It isolates your USB DAC from the noisy USB power coming from your computer, and provides a stable, precise oscillator to repeat the USB 2.0 packets with a USB hub chip.
Why would I want this?
Because some computers don’t play well with USB DACs, and make weird noises or have glitches. Or you believe this makes your system sound better.
Sonic benefits? That’s a lot of hoo-ha!
You’re right. There’s no reason this should make any system sound better. Although we can measure the difference in USB power supply noise, it really shouldn’t matter if the bits make it through. Despite this, some listeners have said that there are sonic benefits from using Wyrd. Us, we remain Swiss on the matter—we don’t do the hard sell by promising sonic nirvana.
Gimme some technical details on what Wyrd does, please?
Wyrd does two things: it replaces the noisy USB power from your computer with a low-noise linear power supply (no switchers here!) with precision regulators rated at 2.5uV RMS noise. (Or, as Mike Moffat says, “on the 8th day, God called National Semiconductor and told them how to make the best regulator in the world, the LM723."). This is literally 200,000x better than some of the USB ports we’ve measured, which have up to 500mV of high-frequency noise. It also uses a tightly spec’d crystal oscillator on its own filtered power supply for the USB repeater chip, for best possible stability.
Are you saying I need to get this thing if I have a USB DAC?
Nope, not at all. Most USB DACs work just fine when running on computer power, without any hitches, glitches, or strange noises. However, if you have USB power problems, this is a great way to eliminate them. Especially if it’s a USB-powered DAC.
Well, I could just buy a $20 powered hub if I’m having USB port power management problems, right?
Yep you can, and yep, that would solve that problem.

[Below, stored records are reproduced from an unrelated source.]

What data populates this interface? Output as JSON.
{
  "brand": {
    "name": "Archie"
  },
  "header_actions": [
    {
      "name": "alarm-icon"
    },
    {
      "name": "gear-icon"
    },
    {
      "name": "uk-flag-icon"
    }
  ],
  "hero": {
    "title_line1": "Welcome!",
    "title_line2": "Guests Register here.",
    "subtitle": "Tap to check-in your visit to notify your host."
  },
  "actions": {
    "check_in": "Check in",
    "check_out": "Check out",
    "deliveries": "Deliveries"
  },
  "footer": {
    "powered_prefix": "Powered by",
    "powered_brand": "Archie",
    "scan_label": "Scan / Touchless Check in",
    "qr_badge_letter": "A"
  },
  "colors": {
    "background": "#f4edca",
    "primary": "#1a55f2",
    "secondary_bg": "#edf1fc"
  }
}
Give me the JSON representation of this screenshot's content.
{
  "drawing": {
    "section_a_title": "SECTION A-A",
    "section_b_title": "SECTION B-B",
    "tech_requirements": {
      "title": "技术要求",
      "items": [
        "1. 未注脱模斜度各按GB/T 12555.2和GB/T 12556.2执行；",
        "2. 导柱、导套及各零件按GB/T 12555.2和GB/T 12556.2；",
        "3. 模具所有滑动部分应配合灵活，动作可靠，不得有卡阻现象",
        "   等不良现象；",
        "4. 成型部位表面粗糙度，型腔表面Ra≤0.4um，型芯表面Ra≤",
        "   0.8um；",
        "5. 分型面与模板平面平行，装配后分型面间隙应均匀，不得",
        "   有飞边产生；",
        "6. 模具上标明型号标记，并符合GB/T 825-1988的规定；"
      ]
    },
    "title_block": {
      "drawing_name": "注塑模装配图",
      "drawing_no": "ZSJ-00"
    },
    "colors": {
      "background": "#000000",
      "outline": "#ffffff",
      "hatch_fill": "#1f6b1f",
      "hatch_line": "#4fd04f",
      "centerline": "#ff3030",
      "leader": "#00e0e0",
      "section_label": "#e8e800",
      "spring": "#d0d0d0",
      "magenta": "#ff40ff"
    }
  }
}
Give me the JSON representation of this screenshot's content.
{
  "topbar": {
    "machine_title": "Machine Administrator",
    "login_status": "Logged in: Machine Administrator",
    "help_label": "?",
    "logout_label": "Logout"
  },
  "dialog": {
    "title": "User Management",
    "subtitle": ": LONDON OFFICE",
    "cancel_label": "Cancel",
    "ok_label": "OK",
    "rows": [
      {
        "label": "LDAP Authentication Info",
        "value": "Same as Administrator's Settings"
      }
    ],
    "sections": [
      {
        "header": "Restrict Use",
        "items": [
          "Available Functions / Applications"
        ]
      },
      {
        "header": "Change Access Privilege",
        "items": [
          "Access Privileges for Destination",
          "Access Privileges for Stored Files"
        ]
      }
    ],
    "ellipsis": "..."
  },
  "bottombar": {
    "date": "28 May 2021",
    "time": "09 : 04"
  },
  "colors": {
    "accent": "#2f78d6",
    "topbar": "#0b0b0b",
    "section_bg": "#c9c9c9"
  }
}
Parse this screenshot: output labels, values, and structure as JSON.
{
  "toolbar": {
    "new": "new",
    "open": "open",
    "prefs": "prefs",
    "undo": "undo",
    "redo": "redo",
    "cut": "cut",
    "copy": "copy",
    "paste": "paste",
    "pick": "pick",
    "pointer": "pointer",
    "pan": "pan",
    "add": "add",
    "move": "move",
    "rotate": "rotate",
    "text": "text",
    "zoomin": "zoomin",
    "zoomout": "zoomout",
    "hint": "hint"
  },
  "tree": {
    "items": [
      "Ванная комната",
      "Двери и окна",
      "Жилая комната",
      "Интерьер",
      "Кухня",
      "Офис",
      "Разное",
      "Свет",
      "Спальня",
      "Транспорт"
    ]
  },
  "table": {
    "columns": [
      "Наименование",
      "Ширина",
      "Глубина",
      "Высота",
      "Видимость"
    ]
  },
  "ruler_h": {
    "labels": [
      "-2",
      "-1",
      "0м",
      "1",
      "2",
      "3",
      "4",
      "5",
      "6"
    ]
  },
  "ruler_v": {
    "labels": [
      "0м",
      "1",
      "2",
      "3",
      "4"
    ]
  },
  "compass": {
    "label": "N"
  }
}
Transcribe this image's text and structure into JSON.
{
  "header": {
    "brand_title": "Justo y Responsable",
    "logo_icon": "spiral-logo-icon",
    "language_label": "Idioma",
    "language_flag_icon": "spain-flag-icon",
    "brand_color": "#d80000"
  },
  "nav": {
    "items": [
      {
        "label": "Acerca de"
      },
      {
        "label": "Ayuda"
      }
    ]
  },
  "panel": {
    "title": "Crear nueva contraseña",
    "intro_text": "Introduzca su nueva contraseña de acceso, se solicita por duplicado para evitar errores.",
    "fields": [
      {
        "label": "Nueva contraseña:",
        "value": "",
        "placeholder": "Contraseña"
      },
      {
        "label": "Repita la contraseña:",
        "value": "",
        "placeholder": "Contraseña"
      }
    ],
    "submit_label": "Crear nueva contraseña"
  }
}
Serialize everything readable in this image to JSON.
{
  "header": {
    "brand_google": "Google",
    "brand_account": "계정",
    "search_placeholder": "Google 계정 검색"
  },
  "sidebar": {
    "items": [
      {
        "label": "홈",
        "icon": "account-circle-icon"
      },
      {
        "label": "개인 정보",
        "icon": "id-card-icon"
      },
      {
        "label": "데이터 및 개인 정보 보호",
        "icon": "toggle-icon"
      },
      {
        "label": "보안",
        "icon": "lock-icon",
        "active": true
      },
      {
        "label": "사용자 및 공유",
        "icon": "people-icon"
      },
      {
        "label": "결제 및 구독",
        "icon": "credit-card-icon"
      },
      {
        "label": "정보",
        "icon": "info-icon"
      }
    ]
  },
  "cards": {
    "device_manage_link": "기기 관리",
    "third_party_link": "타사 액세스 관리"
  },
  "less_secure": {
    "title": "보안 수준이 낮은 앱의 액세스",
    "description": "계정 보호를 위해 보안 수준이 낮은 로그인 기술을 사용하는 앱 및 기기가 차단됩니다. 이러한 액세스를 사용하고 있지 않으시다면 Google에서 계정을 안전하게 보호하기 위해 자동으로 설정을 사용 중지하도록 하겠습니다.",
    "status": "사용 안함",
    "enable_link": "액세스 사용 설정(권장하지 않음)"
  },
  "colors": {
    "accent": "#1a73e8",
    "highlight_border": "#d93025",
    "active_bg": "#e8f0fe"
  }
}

You could also buy much more expensive USB decrapifiers, too. That's entirely a personal decision.
Isn’t this just a way to get another $99 out of us?
Not unless you buy it…and keep it.